-- Exercise --
Filtering the records below, copy only those lines that include the word "this".

-- Supplied entries --
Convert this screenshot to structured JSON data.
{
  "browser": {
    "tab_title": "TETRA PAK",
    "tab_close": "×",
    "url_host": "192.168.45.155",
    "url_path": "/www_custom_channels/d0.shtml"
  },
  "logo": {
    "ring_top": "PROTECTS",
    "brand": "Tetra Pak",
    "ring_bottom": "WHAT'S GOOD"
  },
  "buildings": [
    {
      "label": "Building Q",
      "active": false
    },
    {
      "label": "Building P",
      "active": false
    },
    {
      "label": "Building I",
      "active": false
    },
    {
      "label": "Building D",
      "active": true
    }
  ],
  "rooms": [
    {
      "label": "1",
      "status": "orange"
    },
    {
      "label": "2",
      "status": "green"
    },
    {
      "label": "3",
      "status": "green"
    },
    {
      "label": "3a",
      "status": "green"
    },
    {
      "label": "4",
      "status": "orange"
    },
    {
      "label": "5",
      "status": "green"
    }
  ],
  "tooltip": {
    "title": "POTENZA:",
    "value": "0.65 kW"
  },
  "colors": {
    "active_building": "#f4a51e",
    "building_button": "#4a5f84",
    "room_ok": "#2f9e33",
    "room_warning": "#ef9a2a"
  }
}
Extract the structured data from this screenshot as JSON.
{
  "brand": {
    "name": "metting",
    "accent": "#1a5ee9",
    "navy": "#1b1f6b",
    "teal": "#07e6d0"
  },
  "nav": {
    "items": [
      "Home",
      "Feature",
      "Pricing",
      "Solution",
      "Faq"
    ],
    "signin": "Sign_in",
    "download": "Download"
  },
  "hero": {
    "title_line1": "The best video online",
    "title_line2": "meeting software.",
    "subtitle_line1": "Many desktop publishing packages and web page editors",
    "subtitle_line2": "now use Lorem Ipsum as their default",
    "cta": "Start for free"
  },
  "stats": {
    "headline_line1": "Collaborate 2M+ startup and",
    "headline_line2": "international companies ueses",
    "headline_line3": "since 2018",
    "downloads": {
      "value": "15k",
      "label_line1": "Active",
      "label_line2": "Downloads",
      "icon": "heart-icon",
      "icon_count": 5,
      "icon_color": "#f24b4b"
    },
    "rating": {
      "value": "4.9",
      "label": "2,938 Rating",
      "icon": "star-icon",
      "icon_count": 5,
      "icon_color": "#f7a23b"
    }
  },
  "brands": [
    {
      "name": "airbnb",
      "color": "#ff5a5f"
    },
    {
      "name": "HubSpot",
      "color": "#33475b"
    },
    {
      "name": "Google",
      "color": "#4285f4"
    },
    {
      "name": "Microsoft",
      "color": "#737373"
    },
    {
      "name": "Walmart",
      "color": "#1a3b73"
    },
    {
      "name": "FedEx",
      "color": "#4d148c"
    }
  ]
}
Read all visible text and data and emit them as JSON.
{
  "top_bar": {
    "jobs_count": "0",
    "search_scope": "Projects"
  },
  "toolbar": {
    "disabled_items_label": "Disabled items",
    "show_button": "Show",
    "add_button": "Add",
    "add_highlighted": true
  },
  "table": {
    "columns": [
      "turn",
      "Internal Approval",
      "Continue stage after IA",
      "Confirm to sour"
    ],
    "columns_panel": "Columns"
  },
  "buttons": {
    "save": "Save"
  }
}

-- Expected answer --
Convert this screenshot to structured JSON data.
Extract the structured data from this screenshot as JSON.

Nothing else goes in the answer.